Task brief = Each line below that contains the word "arrow" must be copied.

Records supplied =
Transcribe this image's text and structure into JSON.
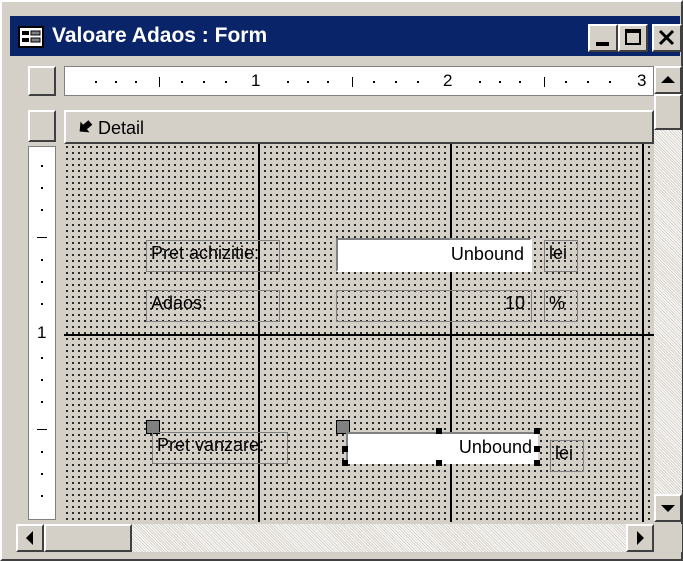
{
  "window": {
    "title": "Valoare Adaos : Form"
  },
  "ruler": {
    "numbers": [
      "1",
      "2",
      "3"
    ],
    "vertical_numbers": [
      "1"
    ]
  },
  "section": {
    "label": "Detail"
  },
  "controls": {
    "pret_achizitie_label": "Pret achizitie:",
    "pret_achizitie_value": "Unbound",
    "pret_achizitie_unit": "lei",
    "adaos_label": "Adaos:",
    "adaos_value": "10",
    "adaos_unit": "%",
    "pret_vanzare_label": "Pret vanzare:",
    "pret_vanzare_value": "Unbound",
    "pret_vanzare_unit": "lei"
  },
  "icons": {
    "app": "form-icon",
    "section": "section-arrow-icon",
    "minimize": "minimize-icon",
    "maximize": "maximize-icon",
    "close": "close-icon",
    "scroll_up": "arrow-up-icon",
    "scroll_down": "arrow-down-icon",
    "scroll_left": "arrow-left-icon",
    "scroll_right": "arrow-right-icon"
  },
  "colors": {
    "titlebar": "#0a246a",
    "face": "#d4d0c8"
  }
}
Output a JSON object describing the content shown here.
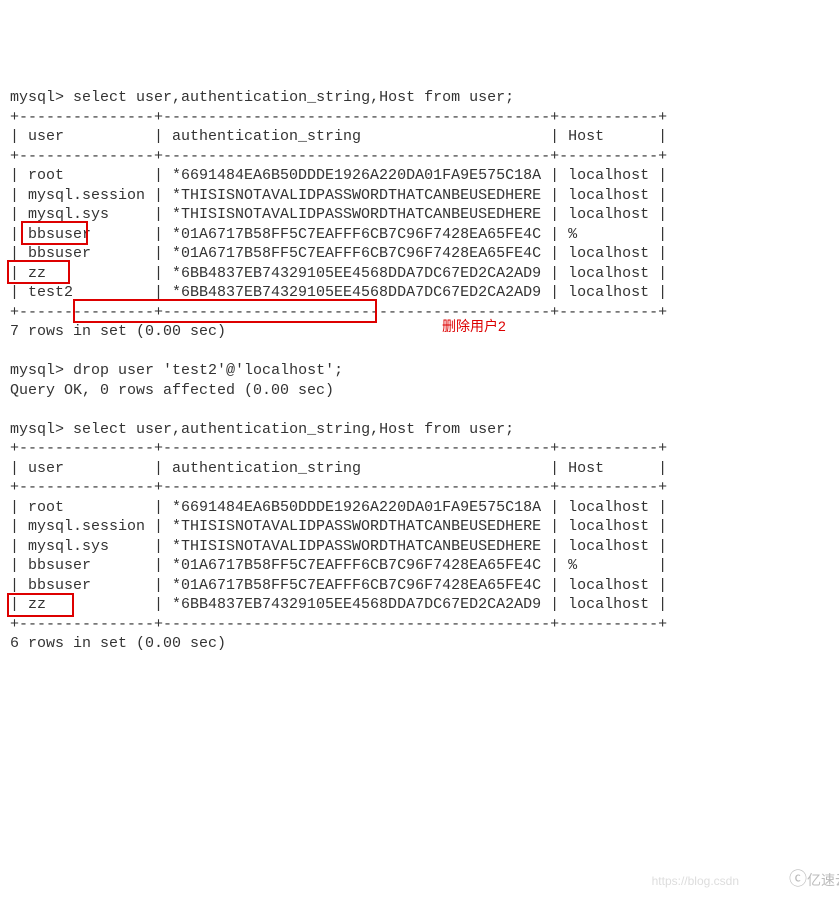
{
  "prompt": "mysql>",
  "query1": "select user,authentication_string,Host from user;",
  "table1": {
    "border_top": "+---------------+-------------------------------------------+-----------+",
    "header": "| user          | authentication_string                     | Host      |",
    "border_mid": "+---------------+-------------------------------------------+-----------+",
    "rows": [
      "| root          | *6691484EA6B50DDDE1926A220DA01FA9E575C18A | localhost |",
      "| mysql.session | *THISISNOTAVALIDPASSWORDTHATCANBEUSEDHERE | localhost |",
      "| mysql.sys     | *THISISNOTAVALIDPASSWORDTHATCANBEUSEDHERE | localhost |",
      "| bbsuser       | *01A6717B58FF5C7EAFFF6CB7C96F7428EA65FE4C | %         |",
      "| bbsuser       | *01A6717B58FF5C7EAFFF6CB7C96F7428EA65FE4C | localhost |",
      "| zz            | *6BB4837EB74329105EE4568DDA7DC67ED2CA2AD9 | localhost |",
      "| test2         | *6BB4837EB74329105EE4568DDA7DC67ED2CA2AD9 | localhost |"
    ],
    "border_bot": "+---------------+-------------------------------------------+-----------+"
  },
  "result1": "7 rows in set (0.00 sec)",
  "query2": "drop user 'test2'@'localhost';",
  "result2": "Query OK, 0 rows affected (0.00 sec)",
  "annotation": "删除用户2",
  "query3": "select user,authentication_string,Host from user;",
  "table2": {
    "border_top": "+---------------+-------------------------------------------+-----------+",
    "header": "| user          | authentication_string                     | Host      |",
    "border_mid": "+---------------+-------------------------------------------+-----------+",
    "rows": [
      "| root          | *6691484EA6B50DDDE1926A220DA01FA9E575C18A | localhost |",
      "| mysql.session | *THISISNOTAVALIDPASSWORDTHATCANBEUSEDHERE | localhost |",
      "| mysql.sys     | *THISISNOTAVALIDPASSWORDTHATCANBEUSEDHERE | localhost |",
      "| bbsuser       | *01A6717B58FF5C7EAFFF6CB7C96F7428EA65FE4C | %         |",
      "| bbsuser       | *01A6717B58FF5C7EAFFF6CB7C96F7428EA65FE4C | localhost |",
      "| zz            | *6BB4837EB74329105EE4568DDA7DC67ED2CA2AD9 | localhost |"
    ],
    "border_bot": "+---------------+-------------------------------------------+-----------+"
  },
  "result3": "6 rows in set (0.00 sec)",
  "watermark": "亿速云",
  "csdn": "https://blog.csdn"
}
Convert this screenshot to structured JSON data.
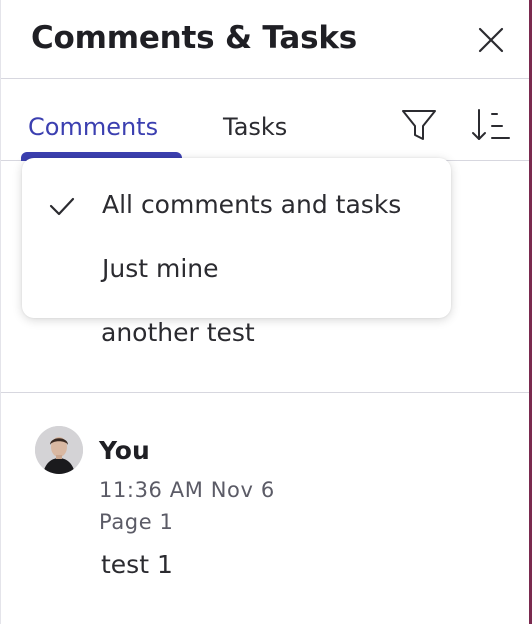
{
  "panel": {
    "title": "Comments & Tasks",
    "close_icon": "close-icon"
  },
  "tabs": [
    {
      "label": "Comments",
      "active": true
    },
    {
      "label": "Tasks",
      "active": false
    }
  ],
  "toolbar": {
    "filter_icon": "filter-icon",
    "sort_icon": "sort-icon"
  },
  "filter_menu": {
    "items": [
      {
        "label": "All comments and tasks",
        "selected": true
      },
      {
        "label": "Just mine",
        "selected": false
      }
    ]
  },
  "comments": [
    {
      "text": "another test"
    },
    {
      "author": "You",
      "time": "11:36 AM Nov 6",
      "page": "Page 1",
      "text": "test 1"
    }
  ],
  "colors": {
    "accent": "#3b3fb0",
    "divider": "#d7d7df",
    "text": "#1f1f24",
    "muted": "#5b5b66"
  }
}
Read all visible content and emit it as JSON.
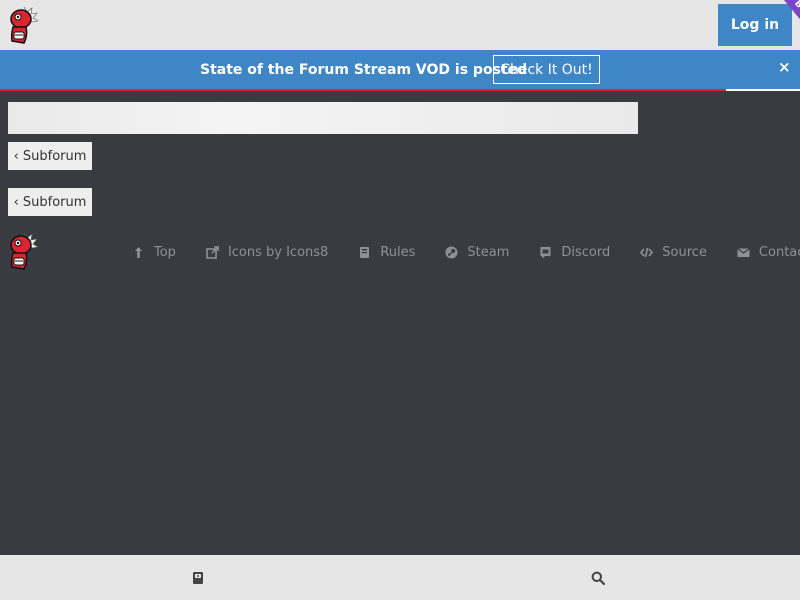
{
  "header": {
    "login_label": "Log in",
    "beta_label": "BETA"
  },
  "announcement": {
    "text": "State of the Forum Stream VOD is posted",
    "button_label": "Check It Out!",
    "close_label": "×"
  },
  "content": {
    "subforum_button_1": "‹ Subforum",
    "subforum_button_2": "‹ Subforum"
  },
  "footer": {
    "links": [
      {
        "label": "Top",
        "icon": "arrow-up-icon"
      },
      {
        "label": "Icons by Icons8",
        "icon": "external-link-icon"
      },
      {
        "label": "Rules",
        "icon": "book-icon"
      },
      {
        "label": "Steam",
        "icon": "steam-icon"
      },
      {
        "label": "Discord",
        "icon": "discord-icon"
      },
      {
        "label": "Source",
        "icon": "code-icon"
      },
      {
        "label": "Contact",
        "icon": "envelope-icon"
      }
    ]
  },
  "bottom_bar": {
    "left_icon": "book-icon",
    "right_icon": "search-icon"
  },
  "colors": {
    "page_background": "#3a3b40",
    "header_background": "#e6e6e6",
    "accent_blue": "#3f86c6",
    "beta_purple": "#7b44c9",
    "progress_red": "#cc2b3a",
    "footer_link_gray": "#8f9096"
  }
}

Answer section =
    "section": "section-arrow-icon",
    "scroll_up": "arrow-up-icon",
    "scroll_down": "arrow-down-icon",
    "scroll_left": "arrow-left-icon",
    "scroll_right": "arrow-right-icon"
        "icon": "arrow-up-icon"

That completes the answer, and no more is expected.